Return the data below unchanged. Drop any pictures.

[Records for this exercise]

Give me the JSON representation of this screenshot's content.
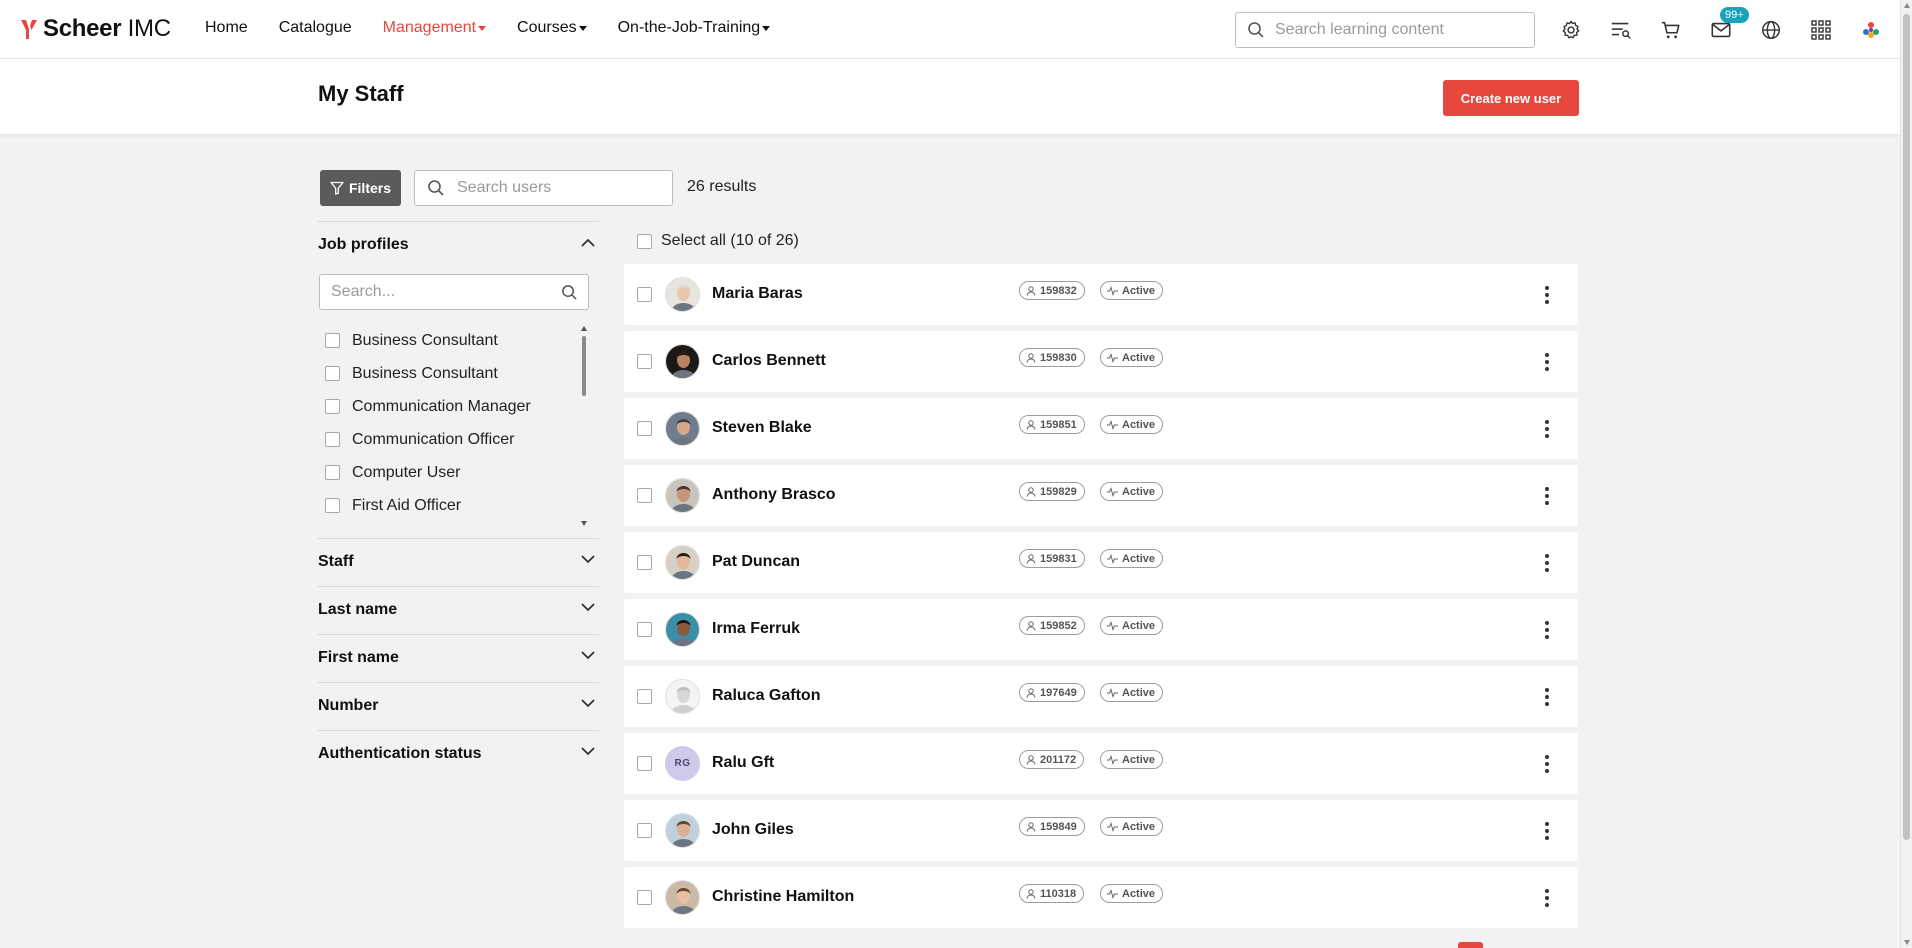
{
  "brand": {
    "name_bold": "Scheer",
    "name_light": " IMC",
    "accent": "#e8473e"
  },
  "nav": {
    "items": [
      {
        "label": "Home",
        "has_caret": false,
        "active": false
      },
      {
        "label": "Catalogue",
        "has_caret": false,
        "active": false
      },
      {
        "label": "Management",
        "has_caret": true,
        "active": true
      },
      {
        "label": "Courses",
        "has_caret": true,
        "active": false
      },
      {
        "label": "On-the-Job-Training",
        "has_caret": true,
        "active": false
      }
    ],
    "search_placeholder": "Search learning content",
    "icons": [
      "gear-icon",
      "playlist-search-icon",
      "cart-icon",
      "mail-icon",
      "globe-icon",
      "apps-grid-icon",
      "avatar-icon"
    ],
    "mail_badge": "99+"
  },
  "page": {
    "title": "My Staff",
    "create_button": "Create new user"
  },
  "toolbar": {
    "filters_label": "Filters",
    "search_placeholder": "Search users",
    "results": "26 results"
  },
  "facets": {
    "job_profiles": {
      "title": "Job profiles",
      "search_placeholder": "Search...",
      "options": [
        "Business Consultant",
        "Business Consultant",
        "Communication Manager",
        "Communication Officer",
        "Computer User",
        "First Aid Officer"
      ]
    },
    "collapsed": [
      {
        "title": "Staff"
      },
      {
        "title": "Last name"
      },
      {
        "title": "First name"
      },
      {
        "title": "Number"
      },
      {
        "title": "Authentication status"
      }
    ]
  },
  "list": {
    "select_all": "Select all (10 of 26)",
    "users": [
      {
        "name": "Maria Baras",
        "id": "159832",
        "status": "Active",
        "avatar": "photo",
        "skin": "#e9c7ad",
        "hair": "#d9d9d9",
        "bg": "#e8e4df"
      },
      {
        "name": "Carlos Bennett",
        "id": "159830",
        "status": "Active",
        "avatar": "photo",
        "skin": "#b78361",
        "hair": "#2a1a12",
        "bg": "#1c1816"
      },
      {
        "name": "Steven Blake",
        "id": "159851",
        "status": "Active",
        "avatar": "photo",
        "skin": "#d6a88a",
        "hair": "#3c3f49",
        "bg": "#6f7d8c"
      },
      {
        "name": "Anthony Brasco",
        "id": "159829",
        "status": "Active",
        "avatar": "photo",
        "skin": "#c99577",
        "hair": "#4a3328",
        "bg": "#c9c4bd"
      },
      {
        "name": "Pat Duncan",
        "id": "159831",
        "status": "Active",
        "avatar": "photo",
        "skin": "#e2b79a",
        "hair": "#2b1d15",
        "bg": "#d7d0c4"
      },
      {
        "name": "Irma Ferruk",
        "id": "159852",
        "status": "Active",
        "avatar": "photo",
        "skin": "#8a5a3f",
        "hair": "#1c1412",
        "bg": "#3a8fa6"
      },
      {
        "name": "Raluca Gafton",
        "id": "197649",
        "status": "Active",
        "avatar": "placeholder",
        "skin": "#d8d8d8",
        "hair": "#bcbcbc",
        "bg": "#f4f4f4"
      },
      {
        "name": "Ralu Gft",
        "id": "201172",
        "status": "Active",
        "avatar": "initials",
        "initials": "RG"
      },
      {
        "name": "John Giles",
        "id": "159849",
        "status": "Active",
        "avatar": "photo",
        "skin": "#ddb096",
        "hair": "#5b4433",
        "bg": "#bfd0dc"
      },
      {
        "name": "Christine Hamilton",
        "id": "110318",
        "status": "Active",
        "avatar": "photo",
        "skin": "#e7bfa4",
        "hair": "#6a4630",
        "bg": "#cbb9a8"
      }
    ]
  }
}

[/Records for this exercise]

_Completed exercise:_
Give me the JSON representation of this screenshot's content.
{
  "brand": {
    "name_bold": "Scheer",
    "name_light": " IMC",
    "accent": "#e8473e"
  },
  "nav": {
    "items": [
      {
        "label": "Home",
        "has_caret": false,
        "active": false
      },
      {
        "label": "Catalogue",
        "has_caret": false,
        "active": false
      },
      {
        "label": "Management",
        "has_caret": true,
        "active": true
      },
      {
        "label": "Courses",
        "has_caret": true,
        "active": false
      },
      {
        "label": "On-the-Job-Training",
        "has_caret": true,
        "active": false
      }
    ],
    "search_placeholder": "Search learning content",
    "icons": [
      "gear-icon",
      "playlist-search-icon",
      "cart-icon",
      "mail-icon",
      "globe-icon",
      "apps-grid-icon",
      "avatar-icon"
    ],
    "mail_badge": "99+"
  },
  "page": {
    "title": "My Staff",
    "create_button": "Create new user"
  },
  "toolbar": {
    "filters_label": "Filters",
    "search_placeholder": "Search users",
    "results": "26 results"
  },
  "facets": {
    "job_profiles": {
      "title": "Job profiles",
      "search_placeholder": "Search...",
      "options": [
        "Business Consultant",
        "Business Consultant",
        "Communication Manager",
        "Communication Officer",
        "Computer User",
        "First Aid Officer"
      ]
    },
    "collapsed": [
      {
        "title": "Staff"
      },
      {
        "title": "Last name"
      },
      {
        "title": "First name"
      },
      {
        "title": "Number"
      },
      {
        "title": "Authentication status"
      }
    ]
  },
  "list": {
    "select_all": "Select all (10 of 26)",
    "users": [
      {
        "name": "Maria Baras",
        "id": "159832",
        "status": "Active",
        "avatar": "photo",
        "skin": "#e9c7ad",
        "hair": "#d9d9d9",
        "bg": "#e8e4df"
      },
      {
        "name": "Carlos Bennett",
        "id": "159830",
        "status": "Active",
        "avatar": "photo",
        "skin": "#b78361",
        "hair": "#2a1a12",
        "bg": "#1c1816"
      },
      {
        "name": "Steven Blake",
        "id": "159851",
        "status": "Active",
        "avatar": "photo",
        "skin": "#d6a88a",
        "hair": "#3c3f49",
        "bg": "#6f7d8c"
      },
      {
        "name": "Anthony Brasco",
        "id": "159829",
        "status": "Active",
        "avatar": "photo",
        "skin": "#c99577",
        "hair": "#4a3328",
        "bg": "#c9c4bd"
      },
      {
        "name": "Pat Duncan",
        "id": "159831",
        "status": "Active",
        "avatar": "photo",
        "skin": "#e2b79a",
        "hair": "#2b1d15",
        "bg": "#d7d0c4"
      },
      {
        "name": "Irma Ferruk",
        "id": "159852",
        "status": "Active",
        "avatar": "photo",
        "skin": "#8a5a3f",
        "hair": "#1c1412",
        "bg": "#3a8fa6"
      },
      {
        "name": "Raluca Gafton",
        "id": "197649",
        "status": "Active",
        "avatar": "placeholder",
        "skin": "#d8d8d8",
        "hair": "#bcbcbc",
        "bg": "#f4f4f4"
      },
      {
        "name": "Ralu Gft",
        "id": "201172",
        "status": "Active",
        "avatar": "initials",
        "initials": "RG"
      },
      {
        "name": "John Giles",
        "id": "159849",
        "status": "Active",
        "avatar": "photo",
        "skin": "#ddb096",
        "hair": "#5b4433",
        "bg": "#bfd0dc"
      },
      {
        "name": "Christine Hamilton",
        "id": "110318",
        "status": "Active",
        "avatar": "photo",
        "skin": "#e7bfa4",
        "hair": "#6a4630",
        "bg": "#cbb9a8"
      }
    ]
  }
}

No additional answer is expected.